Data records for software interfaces

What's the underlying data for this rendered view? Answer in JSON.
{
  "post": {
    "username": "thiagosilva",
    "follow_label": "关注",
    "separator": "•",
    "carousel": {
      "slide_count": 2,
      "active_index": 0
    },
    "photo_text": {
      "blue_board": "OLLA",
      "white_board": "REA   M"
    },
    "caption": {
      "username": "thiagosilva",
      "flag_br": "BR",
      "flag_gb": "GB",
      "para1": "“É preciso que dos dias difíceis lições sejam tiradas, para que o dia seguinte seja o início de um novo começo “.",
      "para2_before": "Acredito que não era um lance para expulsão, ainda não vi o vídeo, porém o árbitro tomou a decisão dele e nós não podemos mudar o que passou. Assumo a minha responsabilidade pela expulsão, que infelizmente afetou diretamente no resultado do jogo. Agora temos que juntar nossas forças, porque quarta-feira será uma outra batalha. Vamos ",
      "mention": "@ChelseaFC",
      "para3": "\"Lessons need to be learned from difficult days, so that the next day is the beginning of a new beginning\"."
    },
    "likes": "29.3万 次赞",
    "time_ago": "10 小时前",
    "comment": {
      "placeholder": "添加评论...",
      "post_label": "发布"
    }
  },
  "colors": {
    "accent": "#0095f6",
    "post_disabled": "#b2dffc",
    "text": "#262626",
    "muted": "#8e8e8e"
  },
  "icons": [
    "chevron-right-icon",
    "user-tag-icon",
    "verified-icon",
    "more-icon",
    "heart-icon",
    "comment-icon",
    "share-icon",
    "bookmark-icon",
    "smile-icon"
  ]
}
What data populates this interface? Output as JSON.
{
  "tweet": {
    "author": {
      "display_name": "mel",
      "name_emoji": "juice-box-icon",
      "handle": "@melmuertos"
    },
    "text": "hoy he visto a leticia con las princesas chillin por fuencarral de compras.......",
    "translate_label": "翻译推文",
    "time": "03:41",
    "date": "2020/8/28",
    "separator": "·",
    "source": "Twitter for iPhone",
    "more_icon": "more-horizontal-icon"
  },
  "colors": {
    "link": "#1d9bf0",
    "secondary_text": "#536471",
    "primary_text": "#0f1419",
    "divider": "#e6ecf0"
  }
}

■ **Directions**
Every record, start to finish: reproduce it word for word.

■ **Response area**
What's the underlying data for this rendered view? Answer in JSON.
{
  "post": {
    "username": "thiagosilva",
    "follow_label": "关注",
    "separator": "•",
    "carousel": {
      "slide_count": 2,
      "active_index": 0
    },
    "photo_text": {
      "blue_board": "OLLA",
      "white_board": "REA   M"
    },
    "caption": {
      "username": "thiagosilva",
      "flag_br": "BR",
      "flag_gb": "GB",
      "para1": "“É preciso que dos dias difíceis lições sejam tiradas, para que o dia seguinte seja o início de um novo começo “.",
      "para2_before": "Acredito que não era um lance para expulsão, ainda não vi o vídeo, porém o árbitro tomou a decisão dele e nós não podemos mudar o que passou. Assumo a minha responsabilidade pela expulsão, que infelizmente afetou diretamente no resultado do jogo. Agora temos que juntar nossas forças, porque quarta-feira será uma outra batalha. Vamos ",
      "mention": "@ChelseaFC",
      "para3": "\"Lessons need to be learned from difficult days, so that the next day is the beginning of a new beginning\"."
    },
    "likes": "29.3万 次赞",
    "time_ago": "10 小时前",
    "comment": {
      "placeholder": "添加评论...",
      "post_label": "发布"
    }
  },
  "colors": {
    "accent": "#0095f6",
    "post_disabled": "#b2dffc",
    "text": "#262626",
    "muted": "#8e8e8e"
  },
  "icons": [
    "chevron-right-icon",
    "user-tag-icon",
    "verified-icon",
    "more-icon",
    "heart-icon",
    "comment-icon",
    "share-icon",
    "bookmark-icon",
    "smile-icon"
  ]
}
What data populates this interface? Output as JSON.
{
  "tweet": {
    "author": {
      "display_name": "mel",
      "name_emoji": "juice-box-icon",
      "handle": "@melmuertos"
    },
    "text": "hoy he visto a leticia con las princesas chillin por fuencarral de compras.......",
    "translate_label": "翻译推文",
    "time": "03:41",
    "date": "2020/8/28",
    "separator": "·",
    "source": "Twitter for iPhone",
    "more_icon": "more-horizontal-icon"
  },
  "colors": {
    "link": "#1d9bf0",
    "secondary_text": "#536471",
    "primary_text": "#0f1419",
    "divider": "#e6ecf0"
  }
}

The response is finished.